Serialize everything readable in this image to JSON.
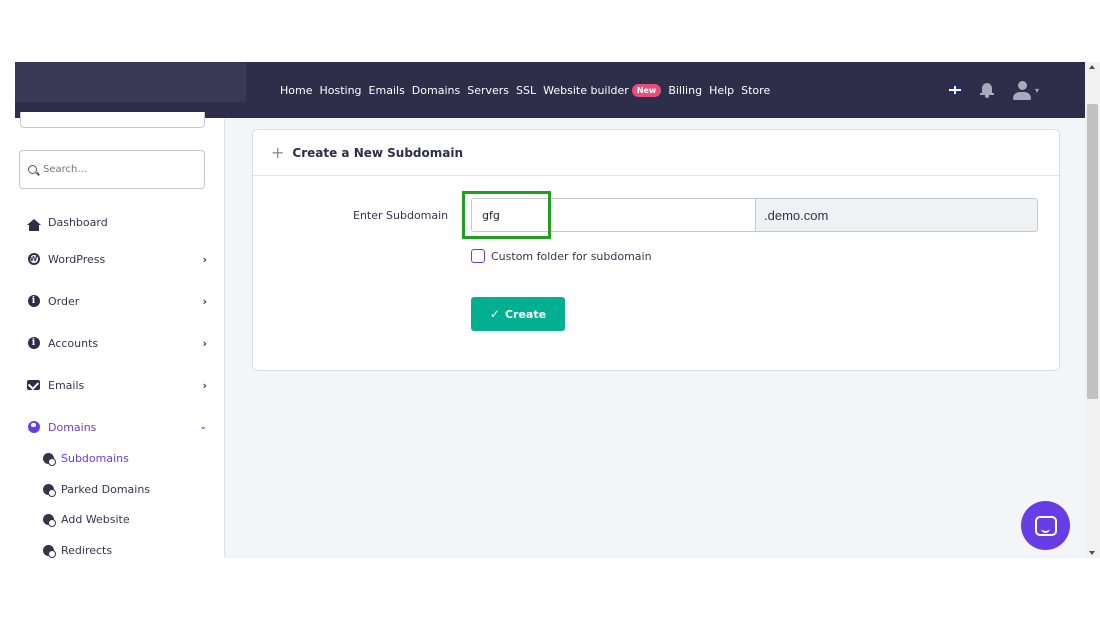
{
  "nav": {
    "items": [
      {
        "label": "Home"
      },
      {
        "label": "Hosting"
      },
      {
        "label": "Emails"
      },
      {
        "label": "Domains"
      },
      {
        "label": "Servers"
      },
      {
        "label": "SSL"
      },
      {
        "label": "Website builder"
      },
      {
        "label": "Billing"
      },
      {
        "label": "Help"
      },
      {
        "label": "Store"
      }
    ],
    "new_badge": "New",
    "icons": [
      "uk-flag-icon",
      "bell-icon",
      "user-icon",
      "chevron-down-icon"
    ]
  },
  "sidebar": {
    "search_placeholder": "Search...",
    "items": [
      {
        "label": "Dashboard",
        "icon": "home-icon"
      },
      {
        "label": "WordPress",
        "icon": "wordpress-icon",
        "chevron": "›"
      },
      {
        "label": "Order",
        "icon": "info-icon",
        "chevron": "›"
      },
      {
        "label": "Accounts",
        "icon": "info-icon",
        "chevron": "›"
      },
      {
        "label": "Emails",
        "icon": "envelope-icon",
        "chevron": "›"
      },
      {
        "label": "Domains",
        "icon": "globe-icon",
        "chevron": "⌄"
      }
    ],
    "subitems": [
      {
        "label": "Subdomains"
      },
      {
        "label": "Parked Domains"
      },
      {
        "label": "Add Website"
      },
      {
        "label": "Redirects"
      }
    ]
  },
  "card": {
    "title": "Create a New Subdomain",
    "field_label": "Enter Subdomain",
    "field_value": "gfg",
    "suffix": ".demo.com",
    "checkbox_label": "Custom folder for subdomain",
    "button_label": "Create"
  },
  "colors": {
    "topbar": "#2e2d4a",
    "accent": "#673de6",
    "button": "#00b090",
    "highlight": "#1fa01f"
  }
}
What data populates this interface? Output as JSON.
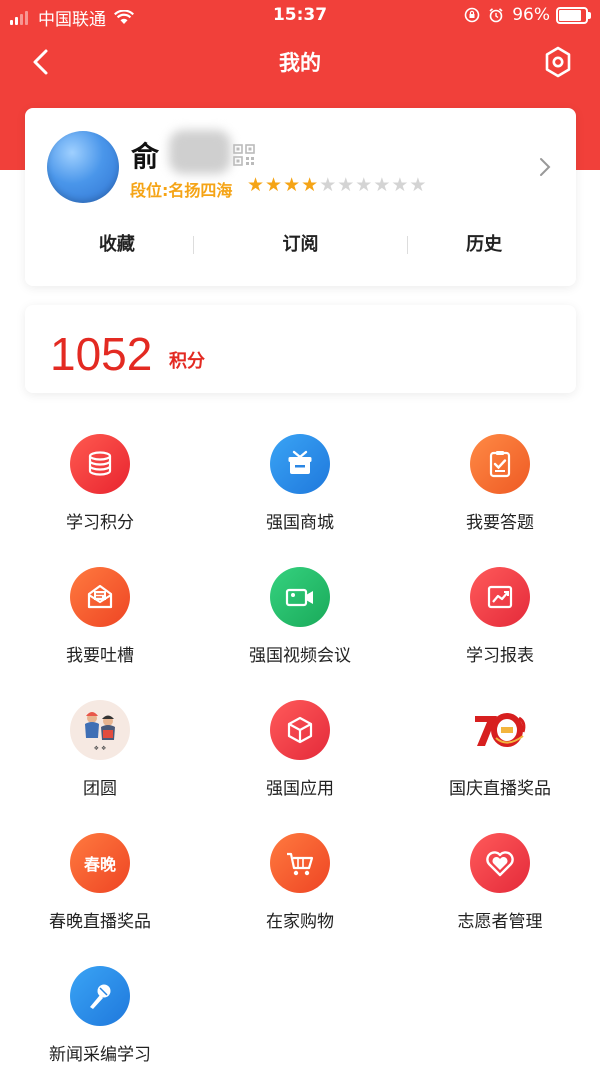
{
  "status_bar": {
    "carrier": "中国联通",
    "time": "15:37",
    "battery": "96%"
  },
  "nav": {
    "title": "我的"
  },
  "profile": {
    "name_visible": "俞",
    "rank_label": "段位:名扬四海",
    "stars_filled": 4,
    "stars_total": 10,
    "tabs": [
      {
        "label": "收藏"
      },
      {
        "label": "订阅"
      },
      {
        "label": "历史"
      }
    ]
  },
  "points": {
    "value": "1052",
    "unit": "积分"
  },
  "grid": [
    {
      "label": "学习积分",
      "icon": "database-icon",
      "color": "#f23b3f"
    },
    {
      "label": "强国商城",
      "icon": "gift-icon",
      "color": "#2b8de8"
    },
    {
      "label": "我要答题",
      "icon": "quiz-icon",
      "color": "#f36a31"
    },
    {
      "label": "我要吐槽",
      "icon": "feedback-mail-icon",
      "color": "#f3592f"
    },
    {
      "label": "强国视频会议",
      "icon": "video-camera-icon",
      "color": "#22c06b"
    },
    {
      "label": "学习报表",
      "icon": "report-chart-icon",
      "color": "#ef3a47"
    },
    {
      "label": "团圆",
      "icon": "reunion-illustration-icon",
      "color": "#f6e9e2"
    },
    {
      "label": "强国应用",
      "icon": "cube-icon",
      "color": "#ef3a47"
    },
    {
      "label": "国庆直播奖品",
      "icon": "national-day-70-icon",
      "color": "#ffffff"
    },
    {
      "label": "春晚直播奖品",
      "icon_text": "春晚",
      "icon": "spring-gala-icon",
      "color": "#f3592f"
    },
    {
      "label": "在家购物",
      "icon": "shopping-cart-icon",
      "color": "#f3592f"
    },
    {
      "label": "志愿者管理",
      "icon": "heart-icon",
      "color": "#ef3a47"
    },
    {
      "label": "新闻采编学习",
      "icon": "microphone-icon",
      "color": "#2b8de8"
    }
  ]
}
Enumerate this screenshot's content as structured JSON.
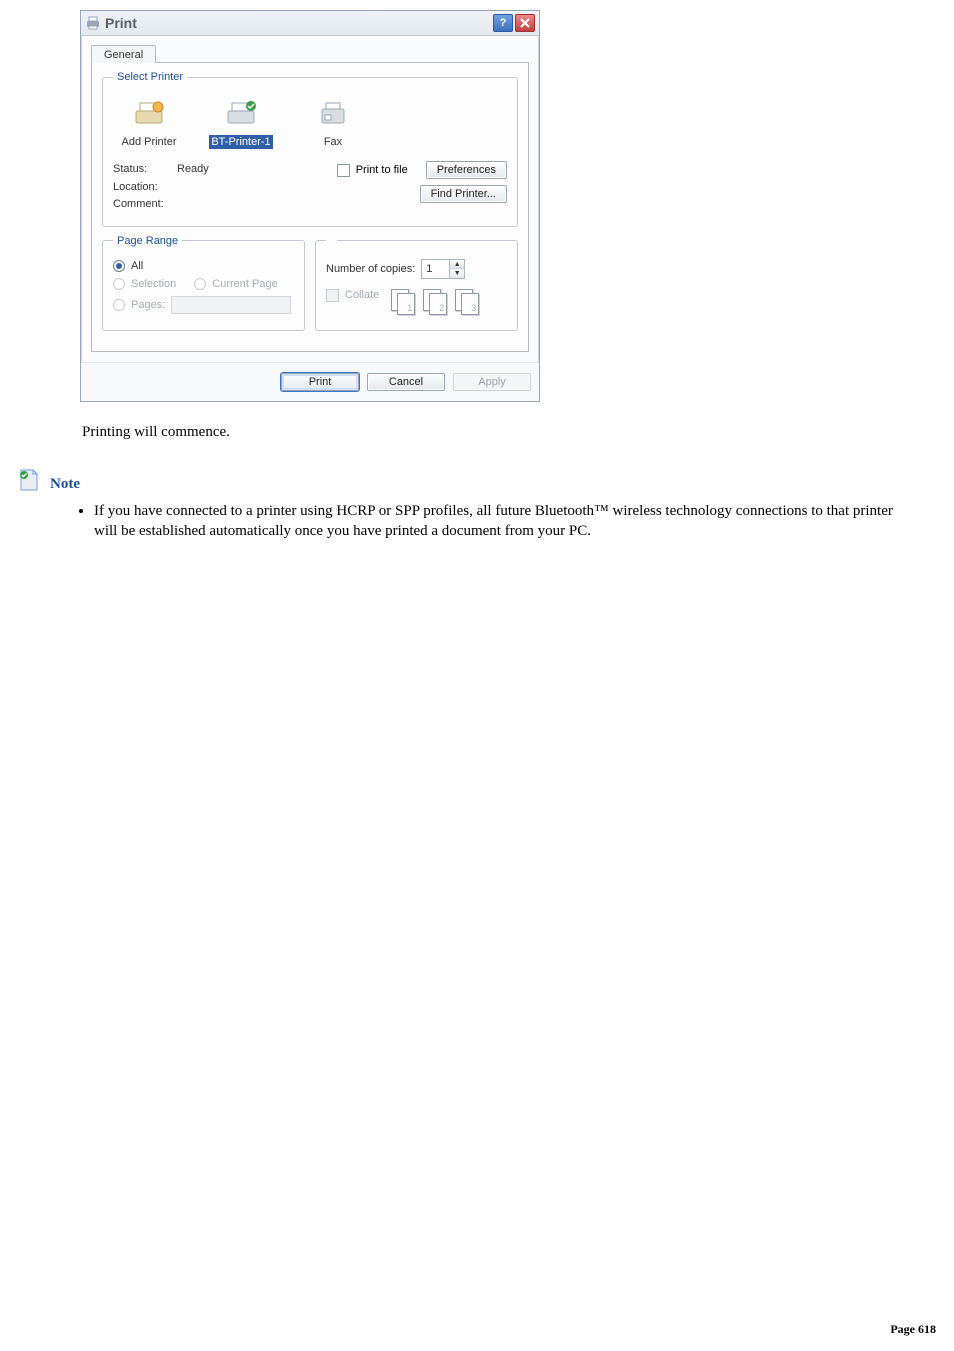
{
  "dialog": {
    "title": "Print",
    "tab": "General",
    "select_printer_legend": "Select Printer",
    "printers": [
      {
        "name": "add-printer",
        "label": "Add Printer",
        "selected": false
      },
      {
        "name": "bt-printer-1",
        "label": "BT-Printer-1",
        "selected": true
      },
      {
        "name": "fax",
        "label": "Fax",
        "selected": false
      }
    ],
    "status": {
      "status_label": "Status:",
      "status_value": "Ready",
      "location_label": "Location:",
      "location_value": "",
      "comment_label": "Comment:",
      "comment_value": ""
    },
    "print_to_file": "Print to file",
    "preferences_btn": "Preferences",
    "find_printer_btn": "Find Printer...",
    "page_range_legend": "Page Range",
    "range": {
      "all": "All",
      "selection": "Selection",
      "current_page": "Current Page",
      "pages": "Pages:"
    },
    "copies": {
      "label": "Number of copies:",
      "value": "1",
      "collate": "Collate"
    },
    "buttons": {
      "print": "Print",
      "cancel": "Cancel",
      "apply": "Apply"
    }
  },
  "body": {
    "line1": "Printing will commence.",
    "note_label": "Note",
    "note_bullet": "If you have connected to a printer using HCRP or SPP profiles, all future Bluetooth™ wireless technology connections to that printer will be established automatically once you have printed a document from your PC."
  },
  "footer": {
    "page_label": "Page 618"
  }
}
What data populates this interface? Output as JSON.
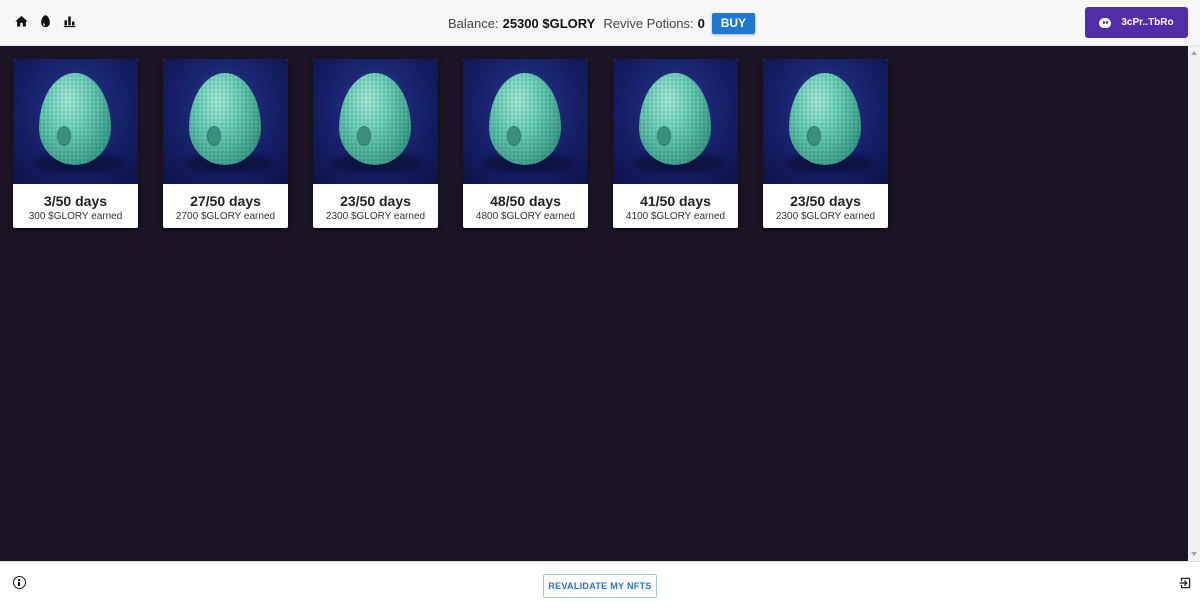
{
  "header": {
    "nav_icons": [
      "home-icon",
      "egg-icon",
      "stats-icon"
    ],
    "balance_label": "Balance:",
    "balance_value": "25300 $GLORY",
    "potions_label": "Revive Potions:",
    "potions_value": "0",
    "buy_label": "BUY",
    "wallet_label": "3cPr..TbRo"
  },
  "cards": [
    {
      "days": "3/50 days",
      "earned": "300 $GLORY earned"
    },
    {
      "days": "27/50 days",
      "earned": "2700 $GLORY earned"
    },
    {
      "days": "23/50 days",
      "earned": "2300 $GLORY earned"
    },
    {
      "days": "48/50 days",
      "earned": "4800 $GLORY earned"
    },
    {
      "days": "41/50 days",
      "earned": "4100 $GLORY earned"
    },
    {
      "days": "23/50 days",
      "earned": "2300 $GLORY earned"
    }
  ],
  "footer": {
    "revalidate_label": "REVALIDATE MY NFTS"
  },
  "colors": {
    "page_bg": "#1b1424",
    "buy_button": "#1f78d1",
    "wallet_button": "#512da8",
    "egg": "#6cd6bc"
  }
}
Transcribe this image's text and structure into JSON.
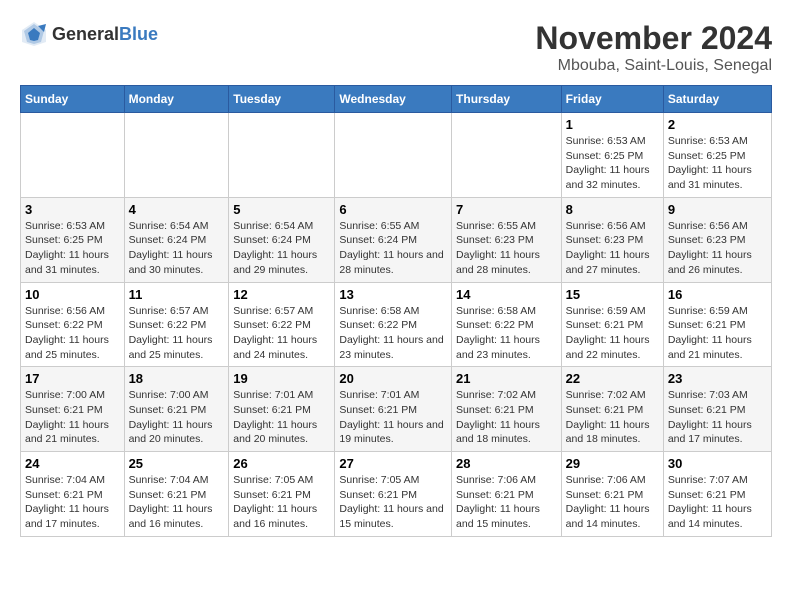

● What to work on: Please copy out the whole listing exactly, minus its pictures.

● Problem solution:
Serialize everything readable in this image to JSON.
{
  "nav": {
    "items": [
      {
        "label": "Home"
      },
      {
        "label": "Hosting"
      },
      {
        "label": "Emails"
      },
      {
        "label": "Domains"
      },
      {
        "label": "Servers"
      },
      {
        "label": "SSL"
      },
      {
        "label": "Website builder"
      },
      {
        "label": "Billing"
      },
      {
        "label": "Help"
      },
      {
        "label": "Store"
      }
    ],
    "new_badge": "New",
    "icons": [
      "uk-flag-icon",
      "bell-icon",
      "user-icon",
      "chevron-down-icon"
    ]
  },
  "sidebar": {
    "search_placeholder": "Search...",
    "items": [
      {
        "label": "Dashboard",
        "icon": "home-icon"
      },
      {
        "label": "WordPress",
        "icon": "wordpress-icon",
        "chevron": "›"
      },
      {
        "label": "Order",
        "icon": "info-icon",
        "chevron": "›"
      },
      {
        "label": "Accounts",
        "icon": "info-icon",
        "chevron": "›"
      },
      {
        "label": "Emails",
        "icon": "envelope-icon",
        "chevron": "›"
      },
      {
        "label": "Domains",
        "icon": "globe-icon",
        "chevron": "⌄"
      }
    ],
    "subitems": [
      {
        "label": "Subdomains"
      },
      {
        "label": "Parked Domains"
      },
      {
        "label": "Add Website"
      },
      {
        "label": "Redirects"
      }
    ]
  },
  "card": {
    "title": "Create a New Subdomain",
    "field_label": "Enter Subdomain",
    "field_value": "gfg",
    "suffix": ".demo.com",
    "checkbox_label": "Custom folder for subdomain",
    "button_label": "Create"
  },
  "colors": {
    "topbar": "#2e2d4a",
    "accent": "#673de6",
    "button": "#00b090",
    "highlight": "#1fa01f"
  }
}
What data populates this interface? Output as JSON.
{
  "status_bar": {
    "carrier": "中国联通",
    "time": "15:37",
    "battery": "96%"
  },
  "nav": {
    "title": "我的"
  },
  "profile": {
    "name_visible": "俞",
    "rank_label": "段位:名扬四海",
    "stars_filled": 4,
    "stars_total": 10,
    "tabs": [
      {
        "label": "收藏"
      },
      {
        "label": "订阅"
      },
      {
        "label": "历史"
      }
    ]
  },
  "points": {
    "value": "1052",
    "unit": "积分"
  },
  "grid": [
    {
      "label": "学习积分",
      "icon": "database-icon",
      "color": "#f23b3f"
    },
    {
      "label": "强国商城",
      "icon": "gift-icon",
      "color": "#2b8de8"
    },
    {
      "label": "我要答题",
      "icon": "quiz-icon",
      "color": "#f36a31"
    },
    {
      "label": "我要吐槽",
      "icon": "feedback-mail-icon",
      "color": "#f3592f"
    },
    {
      "label": "强国视频会议",
      "icon": "video-camera-icon",
      "color": "#22c06b"
    },
    {
      "label": "学习报表",
      "icon": "report-chart-icon",
      "color": "#ef3a47"
    },
    {
      "label": "团圆",
      "icon": "reunion-illustration-icon",
      "color": "#f6e9e2"
    },
    {
      "label": "强国应用",
      "icon": "cube-icon",
      "color": "#ef3a47"
    },
    {
      "label": "国庆直播奖品",
      "icon": "national-day-70-icon",
      "color": "#ffffff"
    },
    {
      "label": "春晚直播奖品",
      "icon_text": "春晚",
      "icon": "spring-gala-icon",
      "color": "#f3592f"
    },
    {
      "label": "在家购物",
      "icon": "shopping-cart-icon",
      "color": "#f3592f"
    },
    {
      "label": "志愿者管理",
      "icon": "heart-icon",
      "color": "#ef3a47"
    },
    {
      "label": "新闻采编学习",
      "icon": "microphone-icon",
      "color": "#2b8de8"
    }
  ]
}
Enumerate this screenshot's content as structured JSON.
{
  "dialog": {
    "title": "Print",
    "tab": "General",
    "select_printer_legend": "Select Printer",
    "printers": [
      {
        "name": "add-printer",
        "label": "Add Printer",
        "selected": false
      },
      {
        "name": "bt-printer-1",
        "label": "BT-Printer-1",
        "selected": true
      },
      {
        "name": "fax",
        "label": "Fax",
        "selected": false
      }
    ],
    "status": {
      "status_label": "Status:",
      "status_value": "Ready",
      "location_label": "Location:",
      "location_value": "",
      "comment_label": "Comment:",
      "comment_value": ""
    },
    "print_to_file": "Print to file",
    "preferences_btn": "Preferences",
    "find_printer_btn": "Find Printer...",
    "page_range_legend": "Page Range",
    "range": {
      "all": "All",
      "selection": "Selection",
      "current_page": "Current Page",
      "pages": "Pages:"
    },
    "copies": {
      "label": "Number of copies:",
      "value": "1",
      "collate": "Collate"
    },
    "buttons": {
      "print": "Print",
      "cancel": "Cancel",
      "apply": "Apply"
    }
  },
  "body": {
    "line1": "Printing will commence.",
    "note_label": "Note",
    "note_bullet": "If you have connected to a printer using HCRP or SPP profiles, all future Bluetooth™ wireless technology connections to that printer will be established automatically once you have printed a document from your PC."
  },
  "footer": {
    "page_label": "Page 618"
  }
}
What data populates this interface? Output as JSON.
{
  "header": {
    "nav_icons": [
      "home-icon",
      "egg-icon",
      "stats-icon"
    ],
    "balance_label": "Balance:",
    "balance_value": "25300 $GLORY",
    "potions_label": "Revive Potions:",
    "potions_value": "0",
    "buy_label": "BUY",
    "wallet_label": "3cPr..TbRo"
  },
  "cards": [
    {
      "days": "3/50 days",
      "earned": "300 $GLORY earned"
    },
    {
      "days": "27/50 days",
      "earned": "2700 $GLORY earned"
    },
    {
      "days": "23/50 days",
      "earned": "2300 $GLORY earned"
    },
    {
      "days": "48/50 days",
      "earned": "4800 $GLORY earned"
    },
    {
      "days": "41/50 days",
      "earned": "4100 $GLORY earned"
    },
    {
      "days": "23/50 days",
      "earned": "2300 $GLORY earned"
    }
  ],
  "footer": {
    "revalidate_label": "REVALIDATE MY NFTS"
  },
  "colors": {
    "page_bg": "#1b1424",
    "buy_button": "#1f78d1",
    "wallet_button": "#512da8",
    "egg": "#6cd6bc"
  }
}
Transcribe this image's text and structure into JSON.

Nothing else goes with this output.